[Rights of Man. Part II. 1792.]
UT in whatever manner the separate parts of a constitution may be arranged, there is one general principle that distinguishes freedom from slavery, which is, that all hereditary government over a people is to them a species of slavery, and representative government is freedom.
Considering government in the only light in which it should be considered, that of a national association, it ought to be so constructed as not to be disordered by any accident happening among the parts; and, therefore, no extraordinary power, capable of producing such an effect, should be lodged in the hands of any individual. The death, sickness, absence, or defection of any one individual in a government, ought to be a matter of no more consequence, with respect to the nation, than if the same circumstance had taken place in a member of the English parlia ment, or the French national assembly.

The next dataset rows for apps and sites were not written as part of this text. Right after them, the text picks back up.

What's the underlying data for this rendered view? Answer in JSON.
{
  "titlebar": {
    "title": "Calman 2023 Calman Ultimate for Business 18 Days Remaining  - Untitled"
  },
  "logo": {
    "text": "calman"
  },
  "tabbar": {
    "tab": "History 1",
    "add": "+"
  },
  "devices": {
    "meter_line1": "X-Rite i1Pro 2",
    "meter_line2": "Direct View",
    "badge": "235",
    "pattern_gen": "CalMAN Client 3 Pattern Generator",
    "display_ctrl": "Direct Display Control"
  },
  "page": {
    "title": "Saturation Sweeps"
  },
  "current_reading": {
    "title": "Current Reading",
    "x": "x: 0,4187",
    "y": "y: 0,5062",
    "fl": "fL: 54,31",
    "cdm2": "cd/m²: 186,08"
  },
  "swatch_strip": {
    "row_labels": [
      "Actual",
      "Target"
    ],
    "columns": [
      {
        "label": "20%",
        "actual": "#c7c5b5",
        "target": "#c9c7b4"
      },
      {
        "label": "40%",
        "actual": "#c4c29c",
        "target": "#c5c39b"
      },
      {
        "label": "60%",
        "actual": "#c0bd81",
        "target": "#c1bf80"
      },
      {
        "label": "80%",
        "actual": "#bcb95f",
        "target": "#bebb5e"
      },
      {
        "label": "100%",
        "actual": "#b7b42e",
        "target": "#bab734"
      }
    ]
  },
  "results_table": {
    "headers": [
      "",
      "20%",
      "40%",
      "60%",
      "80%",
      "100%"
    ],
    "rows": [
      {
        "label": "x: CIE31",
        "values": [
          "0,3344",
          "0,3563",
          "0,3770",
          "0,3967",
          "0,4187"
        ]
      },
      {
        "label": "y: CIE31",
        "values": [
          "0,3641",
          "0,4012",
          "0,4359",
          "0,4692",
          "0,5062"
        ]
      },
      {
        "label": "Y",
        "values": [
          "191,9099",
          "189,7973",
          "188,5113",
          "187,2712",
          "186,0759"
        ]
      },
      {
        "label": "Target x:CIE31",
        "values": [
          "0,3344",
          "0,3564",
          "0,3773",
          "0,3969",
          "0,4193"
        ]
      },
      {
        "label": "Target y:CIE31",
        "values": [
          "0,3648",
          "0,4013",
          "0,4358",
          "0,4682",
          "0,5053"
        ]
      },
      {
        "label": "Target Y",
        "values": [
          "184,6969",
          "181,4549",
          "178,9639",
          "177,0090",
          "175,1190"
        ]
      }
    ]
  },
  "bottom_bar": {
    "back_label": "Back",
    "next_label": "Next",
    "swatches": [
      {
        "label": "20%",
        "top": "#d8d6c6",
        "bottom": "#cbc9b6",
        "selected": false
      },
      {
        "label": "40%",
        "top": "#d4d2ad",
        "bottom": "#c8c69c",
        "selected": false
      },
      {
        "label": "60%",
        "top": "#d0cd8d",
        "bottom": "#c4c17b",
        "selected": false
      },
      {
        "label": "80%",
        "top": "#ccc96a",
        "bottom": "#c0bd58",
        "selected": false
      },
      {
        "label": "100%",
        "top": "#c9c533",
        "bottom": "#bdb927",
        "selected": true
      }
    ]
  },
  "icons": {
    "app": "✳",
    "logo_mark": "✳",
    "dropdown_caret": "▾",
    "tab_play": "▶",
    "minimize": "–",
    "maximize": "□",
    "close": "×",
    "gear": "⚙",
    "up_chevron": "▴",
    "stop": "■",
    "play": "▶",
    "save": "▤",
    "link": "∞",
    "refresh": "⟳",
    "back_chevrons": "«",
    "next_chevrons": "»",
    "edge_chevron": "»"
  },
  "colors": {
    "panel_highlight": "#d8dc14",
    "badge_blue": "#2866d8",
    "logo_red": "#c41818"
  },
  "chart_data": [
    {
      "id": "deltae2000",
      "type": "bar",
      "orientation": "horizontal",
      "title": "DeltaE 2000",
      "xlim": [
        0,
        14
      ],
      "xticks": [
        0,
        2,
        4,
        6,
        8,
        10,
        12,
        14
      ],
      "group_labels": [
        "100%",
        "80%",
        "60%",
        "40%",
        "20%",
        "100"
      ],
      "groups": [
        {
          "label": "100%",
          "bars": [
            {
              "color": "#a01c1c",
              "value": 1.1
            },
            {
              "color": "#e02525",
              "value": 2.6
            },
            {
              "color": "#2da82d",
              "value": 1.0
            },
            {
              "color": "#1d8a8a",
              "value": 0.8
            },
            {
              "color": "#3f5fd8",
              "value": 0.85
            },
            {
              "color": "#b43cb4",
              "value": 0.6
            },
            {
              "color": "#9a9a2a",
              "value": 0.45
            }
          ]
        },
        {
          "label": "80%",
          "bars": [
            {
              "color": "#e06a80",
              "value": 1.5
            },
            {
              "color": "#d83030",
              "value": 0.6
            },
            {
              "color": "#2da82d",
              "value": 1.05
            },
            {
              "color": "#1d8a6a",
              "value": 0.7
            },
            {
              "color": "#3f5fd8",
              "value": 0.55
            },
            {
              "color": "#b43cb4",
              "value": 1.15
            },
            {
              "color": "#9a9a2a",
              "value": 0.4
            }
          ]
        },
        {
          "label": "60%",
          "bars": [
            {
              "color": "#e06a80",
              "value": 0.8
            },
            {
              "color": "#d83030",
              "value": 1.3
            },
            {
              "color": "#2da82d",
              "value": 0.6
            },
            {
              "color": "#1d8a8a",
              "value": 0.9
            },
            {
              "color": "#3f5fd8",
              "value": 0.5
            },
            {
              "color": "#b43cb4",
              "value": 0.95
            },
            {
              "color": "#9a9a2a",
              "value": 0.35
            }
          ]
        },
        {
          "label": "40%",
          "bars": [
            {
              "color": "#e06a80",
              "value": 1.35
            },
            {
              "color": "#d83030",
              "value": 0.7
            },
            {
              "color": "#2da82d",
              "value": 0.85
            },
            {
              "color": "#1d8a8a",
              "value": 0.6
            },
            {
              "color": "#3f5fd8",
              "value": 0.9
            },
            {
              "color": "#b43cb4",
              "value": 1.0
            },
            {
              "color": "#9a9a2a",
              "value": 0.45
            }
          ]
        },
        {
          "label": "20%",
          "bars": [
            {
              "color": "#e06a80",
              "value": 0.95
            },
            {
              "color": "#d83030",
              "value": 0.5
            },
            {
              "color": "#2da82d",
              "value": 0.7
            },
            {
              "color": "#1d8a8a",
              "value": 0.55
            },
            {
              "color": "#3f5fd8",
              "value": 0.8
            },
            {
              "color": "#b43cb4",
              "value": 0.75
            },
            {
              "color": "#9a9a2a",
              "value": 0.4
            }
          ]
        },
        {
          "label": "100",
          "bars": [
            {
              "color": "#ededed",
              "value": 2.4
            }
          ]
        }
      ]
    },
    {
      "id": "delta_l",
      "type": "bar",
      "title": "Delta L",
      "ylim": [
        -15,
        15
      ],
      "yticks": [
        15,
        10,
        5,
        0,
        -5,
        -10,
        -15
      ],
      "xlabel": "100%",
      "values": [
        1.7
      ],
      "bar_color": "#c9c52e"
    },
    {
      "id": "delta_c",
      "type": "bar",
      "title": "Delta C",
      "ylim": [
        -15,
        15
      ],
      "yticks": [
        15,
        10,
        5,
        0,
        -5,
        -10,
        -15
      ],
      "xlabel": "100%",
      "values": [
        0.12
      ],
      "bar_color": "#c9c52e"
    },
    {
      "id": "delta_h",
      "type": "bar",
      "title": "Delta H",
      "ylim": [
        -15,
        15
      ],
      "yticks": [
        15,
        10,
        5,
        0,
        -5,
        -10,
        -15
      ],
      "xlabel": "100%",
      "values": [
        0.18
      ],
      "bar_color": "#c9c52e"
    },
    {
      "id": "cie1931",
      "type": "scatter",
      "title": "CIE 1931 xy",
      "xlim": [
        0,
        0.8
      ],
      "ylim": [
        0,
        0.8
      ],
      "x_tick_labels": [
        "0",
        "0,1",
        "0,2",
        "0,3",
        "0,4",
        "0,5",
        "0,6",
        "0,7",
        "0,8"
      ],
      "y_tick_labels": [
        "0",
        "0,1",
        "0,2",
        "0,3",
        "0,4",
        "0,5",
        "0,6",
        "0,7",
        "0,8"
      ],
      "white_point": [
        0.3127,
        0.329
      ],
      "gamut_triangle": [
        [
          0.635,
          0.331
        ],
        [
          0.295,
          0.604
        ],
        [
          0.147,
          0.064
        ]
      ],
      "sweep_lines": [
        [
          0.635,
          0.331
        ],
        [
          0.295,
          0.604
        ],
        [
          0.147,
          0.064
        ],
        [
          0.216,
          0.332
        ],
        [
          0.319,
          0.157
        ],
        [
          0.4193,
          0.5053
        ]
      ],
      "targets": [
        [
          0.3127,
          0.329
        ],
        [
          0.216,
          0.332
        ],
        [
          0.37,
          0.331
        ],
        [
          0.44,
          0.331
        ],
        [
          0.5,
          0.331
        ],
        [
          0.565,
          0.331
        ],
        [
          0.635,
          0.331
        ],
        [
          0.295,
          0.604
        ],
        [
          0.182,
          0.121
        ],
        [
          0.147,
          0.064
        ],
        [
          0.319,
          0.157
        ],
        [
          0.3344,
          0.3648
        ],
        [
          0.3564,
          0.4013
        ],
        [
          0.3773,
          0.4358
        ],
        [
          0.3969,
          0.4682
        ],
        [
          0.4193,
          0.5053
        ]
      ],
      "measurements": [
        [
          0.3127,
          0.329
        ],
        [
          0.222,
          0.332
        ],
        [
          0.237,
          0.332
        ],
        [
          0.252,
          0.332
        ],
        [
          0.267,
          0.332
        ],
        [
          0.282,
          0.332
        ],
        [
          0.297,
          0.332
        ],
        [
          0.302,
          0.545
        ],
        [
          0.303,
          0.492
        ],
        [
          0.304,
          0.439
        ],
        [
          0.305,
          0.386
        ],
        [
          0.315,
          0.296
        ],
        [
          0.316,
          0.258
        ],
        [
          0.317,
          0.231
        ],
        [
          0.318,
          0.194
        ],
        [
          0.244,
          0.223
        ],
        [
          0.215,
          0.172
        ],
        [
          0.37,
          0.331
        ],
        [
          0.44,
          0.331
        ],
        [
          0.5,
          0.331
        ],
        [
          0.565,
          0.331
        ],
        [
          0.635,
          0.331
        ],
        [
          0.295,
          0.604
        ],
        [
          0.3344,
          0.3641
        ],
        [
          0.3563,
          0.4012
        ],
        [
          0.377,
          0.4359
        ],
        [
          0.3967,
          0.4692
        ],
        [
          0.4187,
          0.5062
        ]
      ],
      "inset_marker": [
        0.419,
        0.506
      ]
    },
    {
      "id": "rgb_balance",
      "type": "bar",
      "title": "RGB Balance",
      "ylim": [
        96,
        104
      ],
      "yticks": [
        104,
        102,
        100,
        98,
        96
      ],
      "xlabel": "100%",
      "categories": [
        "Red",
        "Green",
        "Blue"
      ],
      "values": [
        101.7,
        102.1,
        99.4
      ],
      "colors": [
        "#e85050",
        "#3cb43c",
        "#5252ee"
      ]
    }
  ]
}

Scarcely anything presents a more degrading character of national greatness, than its being thrown into confusion by anything happening to, or acted by an individual; and the ridiculousness of the scene is often increased by the natural insignificance of the person by whom it is occasioned. Were a government so constructed, that it could not go on unless a goose or a gander were present in the senate, the difficulties would be just as great and as real on the flight or sickness of the goose or the gander as if they were called a king. We laugh at individuals for the silly difficulties they make to themselves, without perceiving that the greatest of all ridiculous things are acted in governments.

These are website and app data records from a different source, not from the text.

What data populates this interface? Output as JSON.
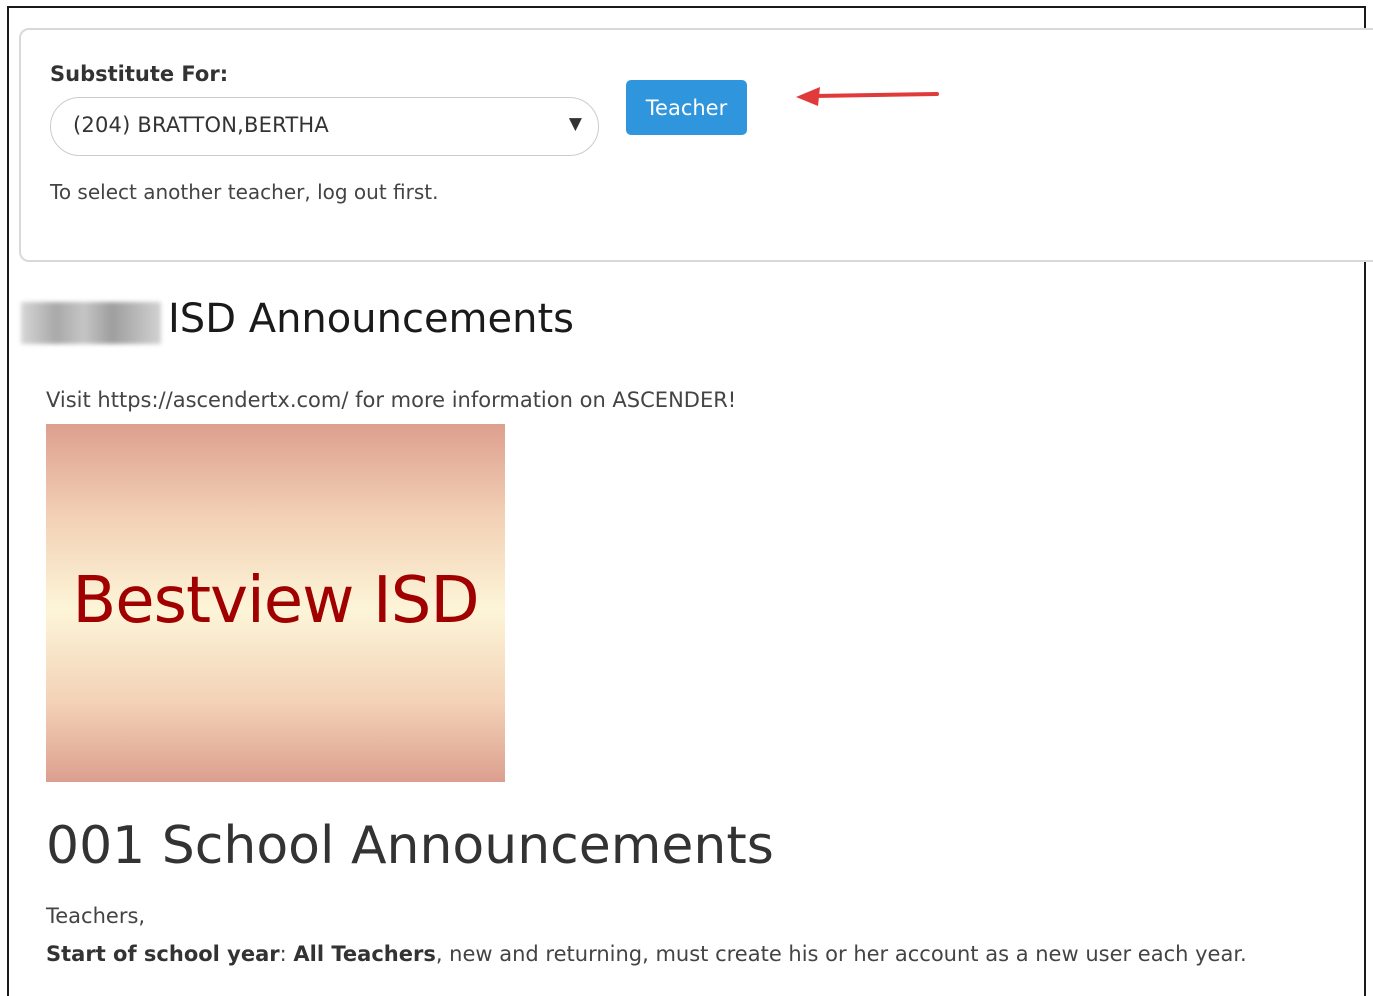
{
  "substitute": {
    "label": "Substitute For:",
    "selected_value": "(204) BRATTON,BERTHA",
    "caret": "▼",
    "hint": "To select another teacher, log out first."
  },
  "teacher_button": {
    "label": "Teacher"
  },
  "announcements": {
    "title": "ISD Announcements",
    "visit_text": "Visit https://ascendertx.com/ for more information on ASCENDER!",
    "banner_text": "Bestview ISD"
  },
  "school": {
    "title": "001 School Announcements",
    "greeting": "Teachers,",
    "start_label": "Start of school year",
    "colon": ": ",
    "all_teachers": "All Teachers",
    "rest": ", new and returning, must create his or her account as a new user each year."
  },
  "colors": {
    "button_blue": "#2f95dc",
    "arrow_red": "#e03a3a",
    "banner_text": "#a00000"
  },
  "icons": {
    "select_caret": "triangle-down",
    "annotation": "red-arrow-left"
  }
}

All the constitutions of America are on a plan that excludes the childish embarrassments which occur in monarchical countries. No suspension of government can there take place for a moment, from any circumstance whatever. The system of representation provides for everything, and is the only system in which nations and governments can always appear in their proper character.

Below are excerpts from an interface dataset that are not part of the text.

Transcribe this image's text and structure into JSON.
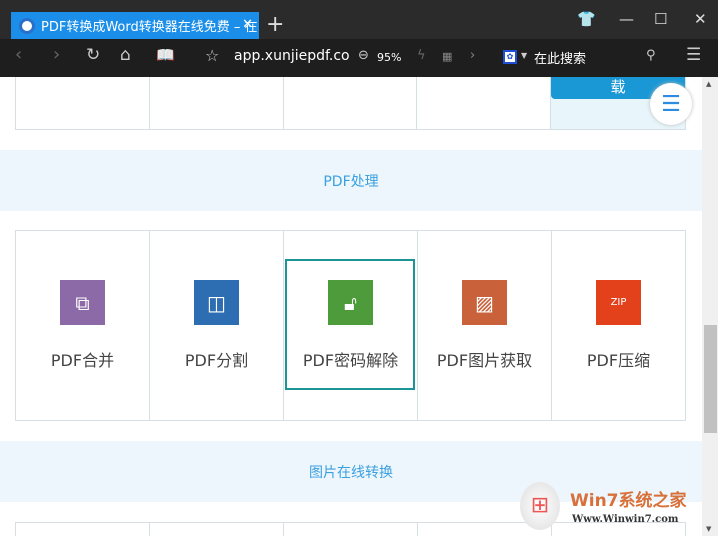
{
  "browser": {
    "tab_title": "PDF转换成Word转换器在线免费 – 在",
    "url": "app.xunjiepdf.co",
    "zoom": "95%",
    "search_placeholder": "在此搜索"
  },
  "top_row": {
    "download_fragment": "载"
  },
  "sections": [
    {
      "title": "PDF处理"
    },
    {
      "title": "图片在线转换"
    }
  ],
  "tools": [
    {
      "label": "PDF合并",
      "color": "#8c6aa7",
      "icon": "merge-icon"
    },
    {
      "label": "PDF分割",
      "color": "#2d6db2",
      "icon": "split-icon"
    },
    {
      "label": "PDF密码解除",
      "color": "#4e9b3b",
      "icon": "unlock-icon"
    },
    {
      "label": "PDF图片获取",
      "color": "#c9623b",
      "icon": "image-icon"
    },
    {
      "label": "PDF压缩",
      "color": "#e2411b",
      "icon": "zip-icon"
    }
  ],
  "watermark": {
    "brand": "Win7系统之家",
    "url": "Www.Winwin7.com"
  }
}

As extraordinary power ought not to be lodged in the hands of any individual, so ought there to be no appropriations of public money to any person beyond what his services in a State may be worth. It signifies not whether a man be called a president, a king, an emperor, a senator, or by any other name, which propriety or folly may devise, or arrogance assume; it is only a certain service he can perform in the State; and the service of any such individual in the routine of office, whether such office be called monarchical, presidential, senatorial, or by any other name or title, can never exceed the value of ten thousand pounds a-year. All the great services that are done in the world are